A fine basic history and survey of hedge funds, including a disturbing concluding outlook. From Donald MacKenzie in the London Review of Books:
4 December 2008
An Address in Mayfair
Donald MacKenzie on Hedge Funds
You could walk around Mayfair all day and not notice them. Hedge funds don’t–can’t –advertise. The most you’ll see is a discreet nameplate or two. An address in Mayfair counts in the world of hedge funds. It shows you’re serious, and have the money and confidence to pay the world’s most expensive commercial rents. A nondescript office no larger than a small flat can cost 150,000 pounds a year. Something bigger and in the style that hedge funds like (glass walls, contemporary furniture) can set you back a lot more. It’s fortunate therefore that hedge funds don’t need a lot of space. Two rooms may be enough: one for meetings, for example with potential investors; one for trading and doing the associated bookkeeping. Some funds consist of only four or five people. Even a fairly large fund can operate with twenty or fewer.
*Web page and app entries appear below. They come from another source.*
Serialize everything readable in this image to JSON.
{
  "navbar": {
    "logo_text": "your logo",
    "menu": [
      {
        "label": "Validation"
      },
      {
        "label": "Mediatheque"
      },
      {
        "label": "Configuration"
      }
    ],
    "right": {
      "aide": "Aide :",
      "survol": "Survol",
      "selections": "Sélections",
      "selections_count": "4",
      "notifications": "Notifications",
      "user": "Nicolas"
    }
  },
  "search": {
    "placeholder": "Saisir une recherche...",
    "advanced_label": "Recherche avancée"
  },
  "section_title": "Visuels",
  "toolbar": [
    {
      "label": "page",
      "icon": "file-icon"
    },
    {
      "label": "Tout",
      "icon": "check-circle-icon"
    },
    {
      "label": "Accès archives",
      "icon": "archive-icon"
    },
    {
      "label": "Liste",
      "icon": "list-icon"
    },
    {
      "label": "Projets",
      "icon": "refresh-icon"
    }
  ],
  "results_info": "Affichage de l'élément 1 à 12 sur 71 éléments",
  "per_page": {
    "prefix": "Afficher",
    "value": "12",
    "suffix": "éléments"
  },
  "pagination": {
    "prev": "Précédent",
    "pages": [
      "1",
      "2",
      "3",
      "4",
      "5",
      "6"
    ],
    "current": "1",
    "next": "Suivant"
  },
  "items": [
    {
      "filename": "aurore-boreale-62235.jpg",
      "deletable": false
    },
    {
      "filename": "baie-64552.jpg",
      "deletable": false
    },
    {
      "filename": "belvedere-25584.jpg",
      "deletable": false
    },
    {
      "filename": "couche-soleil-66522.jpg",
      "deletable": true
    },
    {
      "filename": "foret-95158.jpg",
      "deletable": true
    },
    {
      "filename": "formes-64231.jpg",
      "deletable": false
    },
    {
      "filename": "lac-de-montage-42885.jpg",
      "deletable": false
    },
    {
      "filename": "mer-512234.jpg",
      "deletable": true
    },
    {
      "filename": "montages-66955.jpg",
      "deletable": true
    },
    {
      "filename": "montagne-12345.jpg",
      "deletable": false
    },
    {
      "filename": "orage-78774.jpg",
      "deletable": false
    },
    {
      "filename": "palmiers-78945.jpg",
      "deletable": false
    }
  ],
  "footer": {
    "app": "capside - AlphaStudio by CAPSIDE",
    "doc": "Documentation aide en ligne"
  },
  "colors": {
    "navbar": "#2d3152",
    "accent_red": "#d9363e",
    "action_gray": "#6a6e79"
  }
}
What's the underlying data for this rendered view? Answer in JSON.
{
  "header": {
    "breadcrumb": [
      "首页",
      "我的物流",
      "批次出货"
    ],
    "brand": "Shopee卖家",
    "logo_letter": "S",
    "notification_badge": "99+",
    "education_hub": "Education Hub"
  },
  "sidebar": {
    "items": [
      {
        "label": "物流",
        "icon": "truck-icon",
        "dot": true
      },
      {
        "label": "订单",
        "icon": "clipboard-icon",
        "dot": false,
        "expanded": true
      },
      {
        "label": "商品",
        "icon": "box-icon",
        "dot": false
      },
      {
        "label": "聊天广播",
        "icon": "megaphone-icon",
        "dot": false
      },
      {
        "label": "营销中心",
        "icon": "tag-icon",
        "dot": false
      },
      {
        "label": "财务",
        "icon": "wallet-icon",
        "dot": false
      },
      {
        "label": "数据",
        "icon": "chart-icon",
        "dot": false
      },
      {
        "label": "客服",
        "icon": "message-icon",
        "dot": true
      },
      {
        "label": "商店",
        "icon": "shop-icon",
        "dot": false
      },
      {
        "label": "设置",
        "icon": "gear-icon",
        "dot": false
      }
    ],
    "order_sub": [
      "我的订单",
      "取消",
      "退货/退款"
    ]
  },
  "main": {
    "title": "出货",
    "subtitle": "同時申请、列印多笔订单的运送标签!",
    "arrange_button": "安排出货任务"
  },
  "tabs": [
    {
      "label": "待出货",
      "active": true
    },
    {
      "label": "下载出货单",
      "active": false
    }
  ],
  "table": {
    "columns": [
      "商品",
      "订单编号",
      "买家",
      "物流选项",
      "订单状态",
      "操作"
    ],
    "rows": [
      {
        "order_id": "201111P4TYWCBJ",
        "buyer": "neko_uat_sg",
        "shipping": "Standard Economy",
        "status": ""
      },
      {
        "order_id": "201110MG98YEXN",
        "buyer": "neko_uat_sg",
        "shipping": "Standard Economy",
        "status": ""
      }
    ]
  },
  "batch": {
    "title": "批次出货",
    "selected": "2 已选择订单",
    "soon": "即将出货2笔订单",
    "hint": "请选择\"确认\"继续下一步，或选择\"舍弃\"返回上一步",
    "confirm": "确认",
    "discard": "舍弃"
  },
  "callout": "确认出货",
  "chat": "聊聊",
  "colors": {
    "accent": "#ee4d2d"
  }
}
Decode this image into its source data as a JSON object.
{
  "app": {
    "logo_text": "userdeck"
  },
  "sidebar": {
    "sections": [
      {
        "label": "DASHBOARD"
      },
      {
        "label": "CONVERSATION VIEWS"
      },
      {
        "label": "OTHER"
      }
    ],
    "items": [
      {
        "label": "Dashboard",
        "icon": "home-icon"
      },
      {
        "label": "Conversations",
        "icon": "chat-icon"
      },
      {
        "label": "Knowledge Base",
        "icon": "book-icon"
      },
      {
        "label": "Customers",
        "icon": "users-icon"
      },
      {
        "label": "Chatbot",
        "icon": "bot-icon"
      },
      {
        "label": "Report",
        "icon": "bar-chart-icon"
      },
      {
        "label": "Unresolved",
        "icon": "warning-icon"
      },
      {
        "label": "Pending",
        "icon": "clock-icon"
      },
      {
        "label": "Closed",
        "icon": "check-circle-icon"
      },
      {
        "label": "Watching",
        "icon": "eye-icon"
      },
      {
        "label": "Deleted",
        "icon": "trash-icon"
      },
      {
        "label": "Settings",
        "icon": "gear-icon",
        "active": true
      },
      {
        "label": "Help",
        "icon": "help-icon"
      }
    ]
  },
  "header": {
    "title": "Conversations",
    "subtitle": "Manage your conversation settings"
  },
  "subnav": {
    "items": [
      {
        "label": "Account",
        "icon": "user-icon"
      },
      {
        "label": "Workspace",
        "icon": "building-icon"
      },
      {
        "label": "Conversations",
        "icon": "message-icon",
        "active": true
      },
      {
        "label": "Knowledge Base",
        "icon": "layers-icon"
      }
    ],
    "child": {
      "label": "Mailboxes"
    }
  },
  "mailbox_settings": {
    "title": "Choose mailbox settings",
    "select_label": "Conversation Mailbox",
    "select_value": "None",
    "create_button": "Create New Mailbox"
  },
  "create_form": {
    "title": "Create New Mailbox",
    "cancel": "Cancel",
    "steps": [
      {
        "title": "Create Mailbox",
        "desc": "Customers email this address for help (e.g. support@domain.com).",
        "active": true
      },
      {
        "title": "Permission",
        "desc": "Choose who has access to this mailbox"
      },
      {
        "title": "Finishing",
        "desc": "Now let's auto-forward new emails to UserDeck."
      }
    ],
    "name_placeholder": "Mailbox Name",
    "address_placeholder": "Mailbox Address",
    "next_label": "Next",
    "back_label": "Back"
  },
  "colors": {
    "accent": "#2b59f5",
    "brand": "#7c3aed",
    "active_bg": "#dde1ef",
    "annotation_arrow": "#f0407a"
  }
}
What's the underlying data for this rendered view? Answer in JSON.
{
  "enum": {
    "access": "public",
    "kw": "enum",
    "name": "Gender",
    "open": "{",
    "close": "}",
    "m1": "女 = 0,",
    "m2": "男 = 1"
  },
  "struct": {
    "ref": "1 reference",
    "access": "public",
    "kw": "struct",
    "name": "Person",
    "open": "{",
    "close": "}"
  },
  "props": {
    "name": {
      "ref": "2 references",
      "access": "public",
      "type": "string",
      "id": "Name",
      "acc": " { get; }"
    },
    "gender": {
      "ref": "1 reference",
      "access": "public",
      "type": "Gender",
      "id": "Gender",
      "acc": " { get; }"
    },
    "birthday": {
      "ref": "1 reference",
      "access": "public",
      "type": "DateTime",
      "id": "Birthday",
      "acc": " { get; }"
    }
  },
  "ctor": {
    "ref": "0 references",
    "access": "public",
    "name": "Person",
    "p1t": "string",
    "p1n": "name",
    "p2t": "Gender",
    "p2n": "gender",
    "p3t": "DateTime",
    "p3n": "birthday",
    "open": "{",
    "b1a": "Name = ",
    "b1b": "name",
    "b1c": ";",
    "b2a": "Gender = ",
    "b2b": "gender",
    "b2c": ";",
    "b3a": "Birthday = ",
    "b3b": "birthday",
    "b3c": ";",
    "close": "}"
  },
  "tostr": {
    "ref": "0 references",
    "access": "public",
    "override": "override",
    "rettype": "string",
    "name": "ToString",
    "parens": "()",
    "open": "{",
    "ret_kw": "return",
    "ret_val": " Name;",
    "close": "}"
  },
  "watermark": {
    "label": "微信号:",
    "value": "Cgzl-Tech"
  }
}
These small organisations control substantial amounts of capital. If a hedge fund manages less than $100 million it isn’t seen as a big player; $1 billion is quite commonplace. The capital managed by the world’s ten thousand or so funds amounts to around $2000 billion. (Hedge funds don’t have to divulge the details of their finances and operations, so no one knows the exact numbers.) About a fifth of this money is managed by funds based in London, and two fifths by those based in the US, mostly in New York and its upmarket suburbs, especially Greenwich, Connecticut.